In conclusion

For those just beginning to focus on better audio in their video work, we hope that these ten tips introduce you to some new concepts that you may not have come across on your own. If you are a seasoned veteran, perhaps some of these points will act as a reminder of concepts you may have overlooked, and may be worth revisiting. If you have any more questions about improving your audio in your video productions, please tell us!


Thank you for your post and your time. I'm new to this whole videography/ cinematographer. My only experience is from using old camcorders from the 80's and early 90's. I'm still trying togather as much information before i start buying equipment.  So from my research I'm going to start out with purchasing sound equipment and getting myself familiar with this part first since sound is slightly more important than the video. What books or other web sites would you recommend beginners like me to read and study?

There are 2 parts of a video that you can control.

The start and the end.

If you have a beautiful sunrise or sunset make sure to end your video clip with a short segment.

My app can automatically play the beginning and end in slow motion.


at golf tournaments I shut the recording off after the swing.

This short clip is played in full and then the last 3 seconds (the swiing) is played back in slow motion.

If you shoot many clips in a day and you capture something incredible... Shoot a very very short clip. This will enable you to quickly find it.


Great article! The aspects covered in here a very accurate. Anyone making videos needs to understand these things. May it be an individual or a company. That is why toolbox-studios.com are doing so well in this field, because they know what they are doing! 

Thanks for all the helpful tips! This will really help me become a better cinematographer. 

PS: South Korean Spiderman

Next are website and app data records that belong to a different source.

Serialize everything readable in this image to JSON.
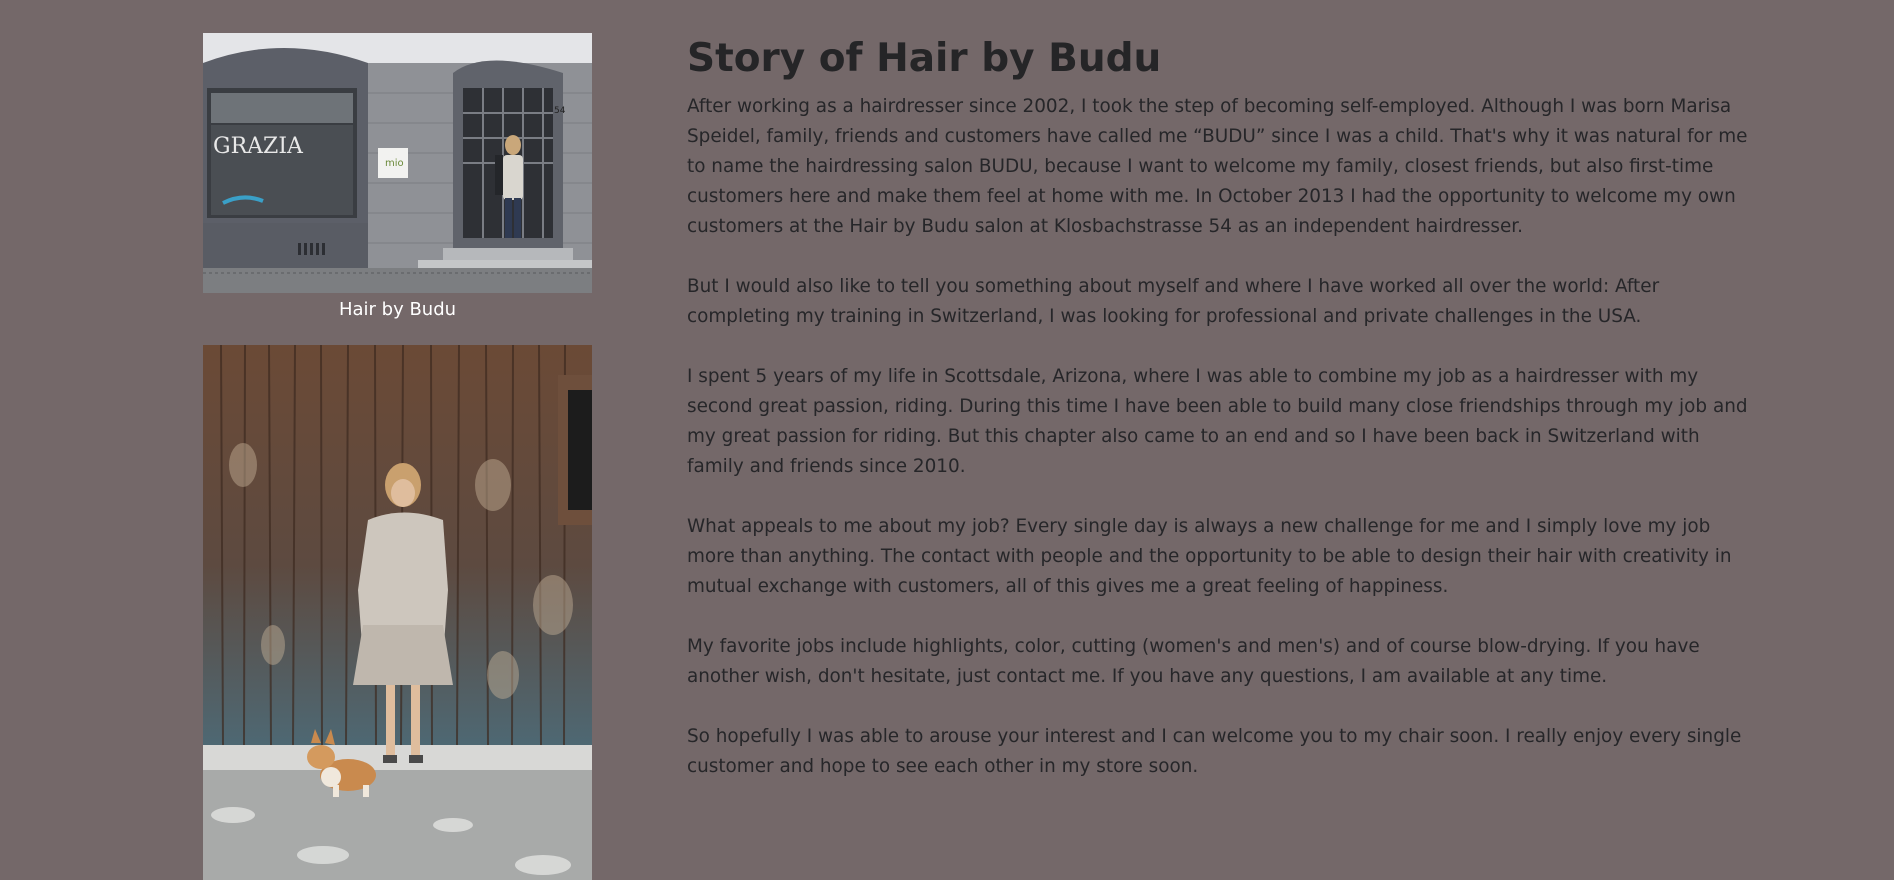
{
  "gallery": {
    "salon_caption": "Hair by Budu"
  },
  "story": {
    "title": "Story of Hair by Budu",
    "paragraphs": [
      "After working as a hairdresser since 2002, I took the step of becoming self-employed. Although I was born Marisa Speidel, family, friends and customers have called me “BUDU” since I was a child. That's why it was natural for me to name the hairdressing salon BUDU, because I want to welcome my family, closest friends, but also first-time customers here and make them feel at home with me. In October 2013 I had the opportunity to welcome my own customers at the Hair by Budu salon at Klosbachstrasse 54 as an independent hairdresser.",
      "But I would also like to tell you something about myself and where I have worked all over the world: After completing my training in Switzerland, I was looking for professional and private challenges in the USA.",
      "I spent 5 years of my life in Scottsdale, Arizona, where I was able to combine my job as a hairdresser with my second great passion, riding. During this time I have been able to build many close friendships through my job and my great passion for riding. But this chapter also came to an end and so I have been back in Switzerland with family and friends since 2010.",
      "What appeals to me about my job? Every single day is always a new challenge for me and I simply love my job more than anything. The contact with people and the opportunity to be able to design their hair with creativity in mutual exchange with customers, all of this gives me a great feeling of happiness.",
      "My favorite jobs include highlights, color, cutting (women's and men's) and of course blow-drying. If you have another wish, don't hesitate, just contact me. If you have any questions, I am available at any time.",
      "So hopefully I was able to arouse your interest and I can welcome you to my chair soon. I really enjoy every single customer and hope to see each other in my store soon."
    ]
  },
  "photo_signage": {
    "window_text": "GRAZIA",
    "door_number": "54",
    "plaque": "mio"
  },
  "colors": {
    "background": "#746869",
    "text": "#262629",
    "caption": "#ffffff"
  }
}
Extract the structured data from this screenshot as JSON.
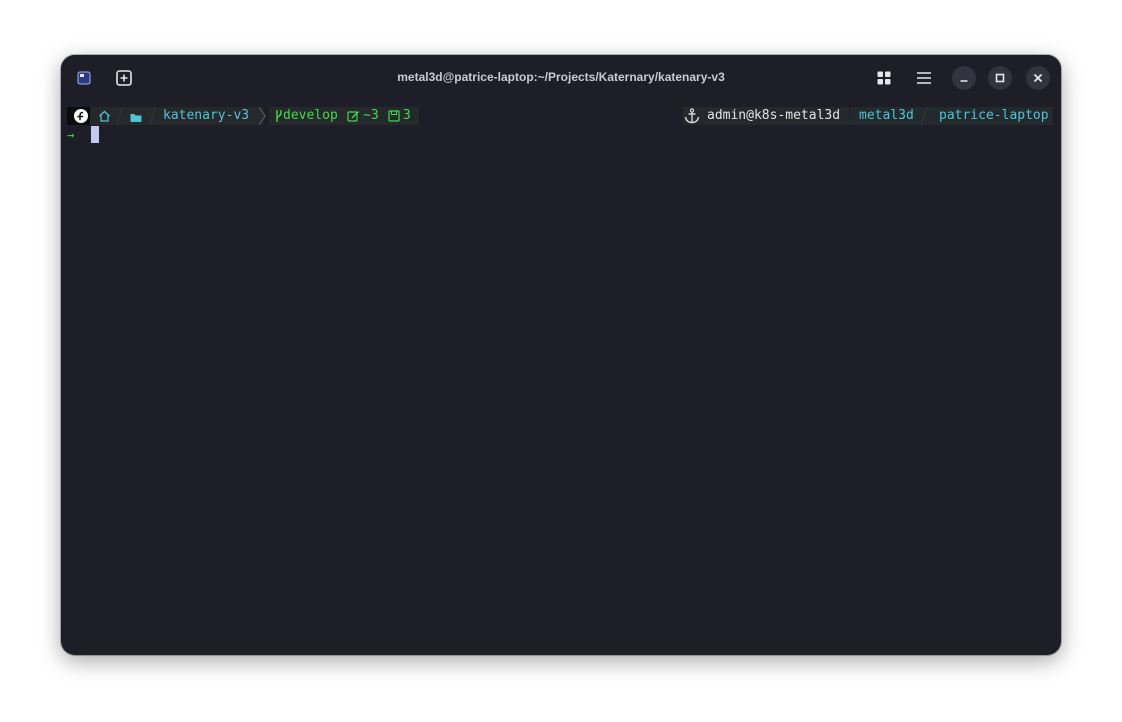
{
  "window": {
    "title": "metal3d@patrice-laptop:~/Projects/Katernary/katenary-v3"
  },
  "toolbar": {
    "app_icon": "terminal-app-icon",
    "new_tab_icon": "plus-square-icon",
    "view_icon": "grid-icon",
    "menu_icon": "hamburger-menu-icon",
    "minimize_icon": "minimize-icon",
    "maximize_icon": "maximize-icon",
    "close_icon": "close-icon"
  },
  "prompt": {
    "os_icon": "fedora-icon",
    "home_icon": "home-icon",
    "folder_icon": "folder-icon",
    "directory": "katenary-v3",
    "branch_icon": "git-branch-icon",
    "branch": "develop",
    "modified_icon": "edit-icon",
    "modified": "~3",
    "stash_icon": "save-icon",
    "stash": "3",
    "k8s_icon": "anchor-icon",
    "k8s_context": "admin@k8s-metal3d",
    "user": "metal3d",
    "host": "patrice-laptop",
    "arrow": "→"
  },
  "colors": {
    "background": "#1e1e28",
    "segment_bg": "#26272a",
    "cyan": "#4fc4d6",
    "green": "#3ddc4a",
    "cursor": "#c7c8f0"
  }
}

Great article.  I was hoping to get a little insight into making videos with better audio quality.  Based on what you've stated in the article here, If I'm going to do an interview portion of a production, a shotgun mic is the ticket, and as stated in another of your articles, a field recorder is the ticket for use as an ambient sound recorder.